→ WHAT TO WORK ON: Report all lines of the records that contain "Subscribe".

→ Website and app data records:
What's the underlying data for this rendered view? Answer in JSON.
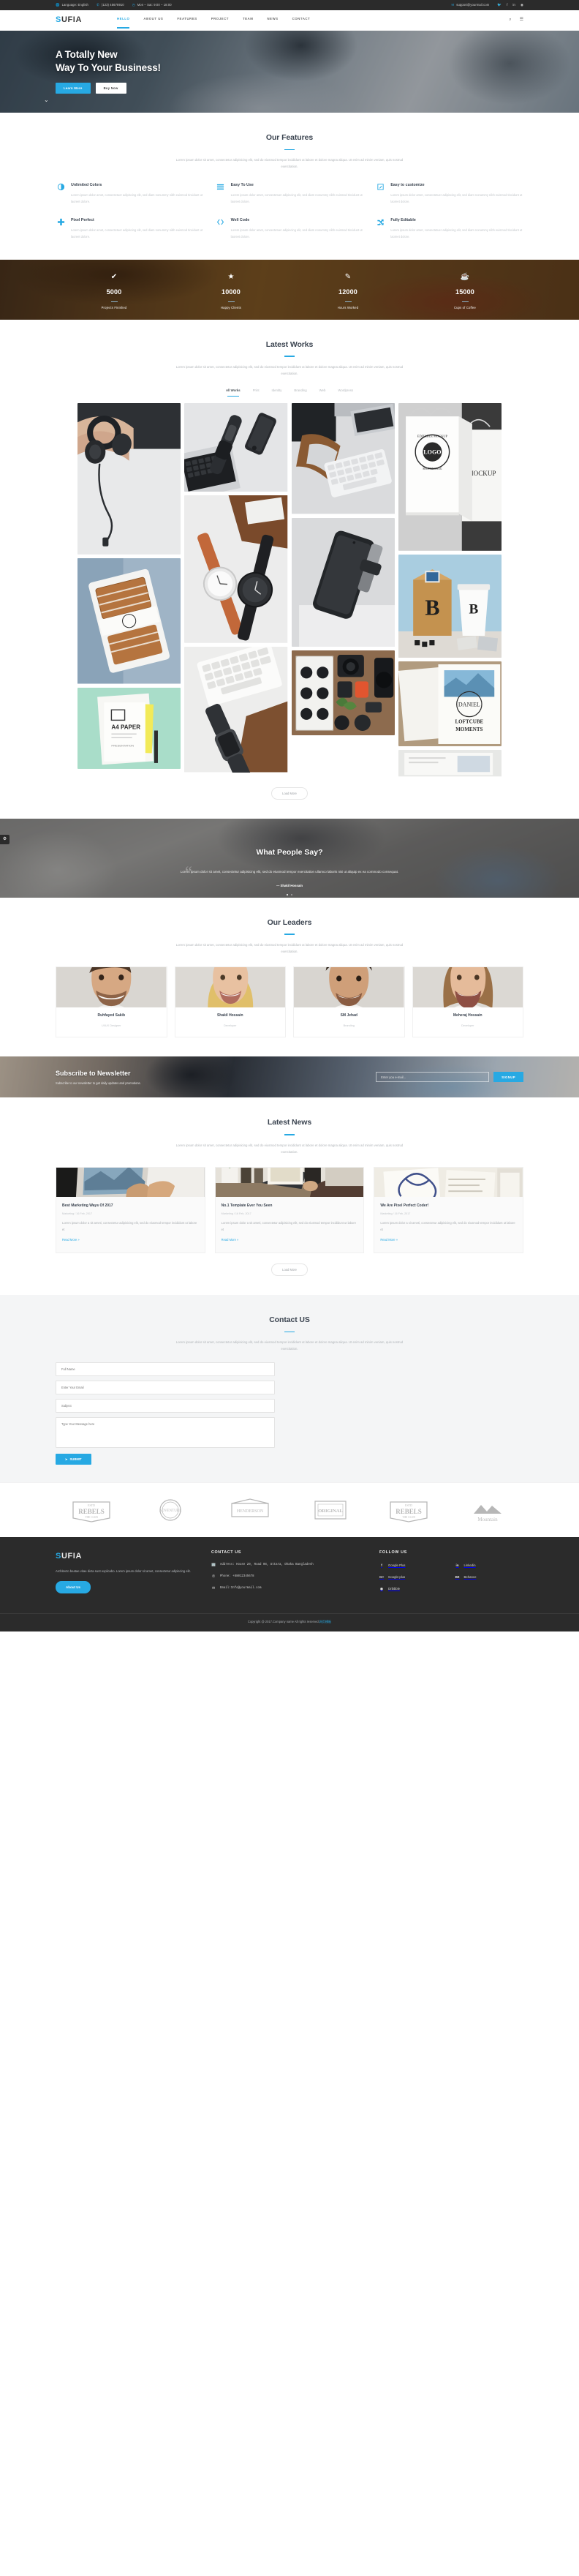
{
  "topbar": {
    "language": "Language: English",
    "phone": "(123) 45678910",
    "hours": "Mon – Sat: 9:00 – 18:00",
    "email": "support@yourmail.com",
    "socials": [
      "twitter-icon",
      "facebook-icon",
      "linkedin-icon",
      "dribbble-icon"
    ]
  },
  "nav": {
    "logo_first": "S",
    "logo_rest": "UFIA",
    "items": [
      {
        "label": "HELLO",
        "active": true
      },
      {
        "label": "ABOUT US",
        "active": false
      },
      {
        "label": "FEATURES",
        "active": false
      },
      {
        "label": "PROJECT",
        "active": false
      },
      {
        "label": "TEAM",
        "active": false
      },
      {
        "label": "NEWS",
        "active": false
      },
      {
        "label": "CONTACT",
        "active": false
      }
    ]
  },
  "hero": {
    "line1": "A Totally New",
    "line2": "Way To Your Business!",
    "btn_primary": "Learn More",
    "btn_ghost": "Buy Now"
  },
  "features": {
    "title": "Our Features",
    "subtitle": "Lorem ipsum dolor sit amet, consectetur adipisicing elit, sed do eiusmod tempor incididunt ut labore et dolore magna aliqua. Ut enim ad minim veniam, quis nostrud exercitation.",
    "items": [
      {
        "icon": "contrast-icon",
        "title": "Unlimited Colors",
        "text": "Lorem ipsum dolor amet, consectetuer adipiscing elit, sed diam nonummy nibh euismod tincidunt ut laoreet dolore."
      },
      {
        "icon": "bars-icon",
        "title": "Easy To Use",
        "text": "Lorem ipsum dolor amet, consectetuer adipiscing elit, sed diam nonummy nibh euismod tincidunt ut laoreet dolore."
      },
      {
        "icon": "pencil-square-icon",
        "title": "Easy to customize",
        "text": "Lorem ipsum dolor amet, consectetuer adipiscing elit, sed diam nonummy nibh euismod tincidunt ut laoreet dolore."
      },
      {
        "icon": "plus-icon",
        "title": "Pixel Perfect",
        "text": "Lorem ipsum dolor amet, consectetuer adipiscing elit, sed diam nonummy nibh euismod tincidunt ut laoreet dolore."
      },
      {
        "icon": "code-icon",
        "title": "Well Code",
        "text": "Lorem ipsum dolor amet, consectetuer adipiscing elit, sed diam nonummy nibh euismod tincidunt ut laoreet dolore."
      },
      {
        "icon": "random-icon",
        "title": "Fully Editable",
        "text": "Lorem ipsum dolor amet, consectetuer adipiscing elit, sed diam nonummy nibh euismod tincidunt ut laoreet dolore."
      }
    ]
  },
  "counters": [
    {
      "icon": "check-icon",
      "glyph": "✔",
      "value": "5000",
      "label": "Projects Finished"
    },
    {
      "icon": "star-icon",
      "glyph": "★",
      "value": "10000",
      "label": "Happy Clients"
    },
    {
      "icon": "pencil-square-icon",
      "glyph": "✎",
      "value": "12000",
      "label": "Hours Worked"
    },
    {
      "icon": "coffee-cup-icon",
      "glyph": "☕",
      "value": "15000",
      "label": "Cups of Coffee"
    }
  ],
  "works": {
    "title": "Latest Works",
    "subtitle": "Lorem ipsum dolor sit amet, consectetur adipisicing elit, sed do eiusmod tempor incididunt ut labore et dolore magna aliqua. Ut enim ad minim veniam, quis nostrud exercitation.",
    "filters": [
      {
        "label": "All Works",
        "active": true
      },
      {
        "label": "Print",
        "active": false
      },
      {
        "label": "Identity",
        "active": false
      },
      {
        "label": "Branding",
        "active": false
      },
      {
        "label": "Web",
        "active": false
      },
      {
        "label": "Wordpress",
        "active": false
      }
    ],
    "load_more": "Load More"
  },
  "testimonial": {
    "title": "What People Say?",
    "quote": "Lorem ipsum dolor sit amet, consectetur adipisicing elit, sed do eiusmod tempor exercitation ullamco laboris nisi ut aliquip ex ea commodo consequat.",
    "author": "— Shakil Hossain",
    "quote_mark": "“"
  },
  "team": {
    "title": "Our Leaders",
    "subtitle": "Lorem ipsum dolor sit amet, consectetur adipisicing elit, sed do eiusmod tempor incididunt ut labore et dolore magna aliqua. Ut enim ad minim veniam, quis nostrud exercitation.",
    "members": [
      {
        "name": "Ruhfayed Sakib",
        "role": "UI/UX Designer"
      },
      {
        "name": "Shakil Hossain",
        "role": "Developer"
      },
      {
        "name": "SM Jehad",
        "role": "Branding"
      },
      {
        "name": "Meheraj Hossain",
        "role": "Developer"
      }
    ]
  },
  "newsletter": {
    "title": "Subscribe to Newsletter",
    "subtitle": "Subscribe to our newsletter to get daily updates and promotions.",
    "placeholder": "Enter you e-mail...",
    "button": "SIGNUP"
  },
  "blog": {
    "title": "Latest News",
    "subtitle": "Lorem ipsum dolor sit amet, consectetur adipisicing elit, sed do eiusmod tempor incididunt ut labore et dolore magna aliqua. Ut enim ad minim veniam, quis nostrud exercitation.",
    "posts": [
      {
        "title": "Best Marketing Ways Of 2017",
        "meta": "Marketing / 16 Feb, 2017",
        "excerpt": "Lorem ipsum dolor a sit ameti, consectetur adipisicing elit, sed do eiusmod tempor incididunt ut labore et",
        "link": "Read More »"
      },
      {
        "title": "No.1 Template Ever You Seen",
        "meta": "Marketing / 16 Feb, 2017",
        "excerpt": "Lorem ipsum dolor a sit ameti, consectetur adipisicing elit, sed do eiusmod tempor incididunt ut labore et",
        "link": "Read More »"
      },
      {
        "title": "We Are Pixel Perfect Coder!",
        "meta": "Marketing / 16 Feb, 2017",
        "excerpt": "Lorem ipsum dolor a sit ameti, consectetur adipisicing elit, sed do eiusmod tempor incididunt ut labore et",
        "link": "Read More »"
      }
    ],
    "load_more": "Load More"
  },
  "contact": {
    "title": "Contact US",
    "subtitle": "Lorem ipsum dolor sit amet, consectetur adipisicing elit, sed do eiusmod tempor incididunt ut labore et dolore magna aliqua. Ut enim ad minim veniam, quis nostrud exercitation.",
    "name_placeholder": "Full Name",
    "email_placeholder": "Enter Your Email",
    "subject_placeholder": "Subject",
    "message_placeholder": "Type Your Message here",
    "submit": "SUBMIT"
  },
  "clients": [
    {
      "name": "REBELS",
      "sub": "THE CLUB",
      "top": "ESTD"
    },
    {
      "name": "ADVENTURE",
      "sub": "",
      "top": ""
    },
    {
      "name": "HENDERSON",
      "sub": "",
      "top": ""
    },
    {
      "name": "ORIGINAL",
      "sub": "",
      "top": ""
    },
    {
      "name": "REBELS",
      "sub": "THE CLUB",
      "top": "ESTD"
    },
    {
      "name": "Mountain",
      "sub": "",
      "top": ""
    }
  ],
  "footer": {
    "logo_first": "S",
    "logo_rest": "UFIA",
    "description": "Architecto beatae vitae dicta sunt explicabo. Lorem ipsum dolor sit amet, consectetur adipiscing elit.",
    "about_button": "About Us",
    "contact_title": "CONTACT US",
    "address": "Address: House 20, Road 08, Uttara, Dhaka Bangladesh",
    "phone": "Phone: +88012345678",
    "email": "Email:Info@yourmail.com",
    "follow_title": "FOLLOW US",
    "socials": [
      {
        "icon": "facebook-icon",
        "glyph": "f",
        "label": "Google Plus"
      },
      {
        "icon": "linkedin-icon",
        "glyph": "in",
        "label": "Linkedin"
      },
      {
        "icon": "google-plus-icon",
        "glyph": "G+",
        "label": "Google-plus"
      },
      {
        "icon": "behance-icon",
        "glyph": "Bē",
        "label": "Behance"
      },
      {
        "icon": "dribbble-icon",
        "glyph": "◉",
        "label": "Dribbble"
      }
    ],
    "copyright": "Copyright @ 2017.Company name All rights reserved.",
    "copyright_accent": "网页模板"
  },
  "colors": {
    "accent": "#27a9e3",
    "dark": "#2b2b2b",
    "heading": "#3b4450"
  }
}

→ RESULT:
    "title": "Subscribe to Newsletter",
    "subtitle": "Subscribe to our newsletter to get daily updates and promotions.",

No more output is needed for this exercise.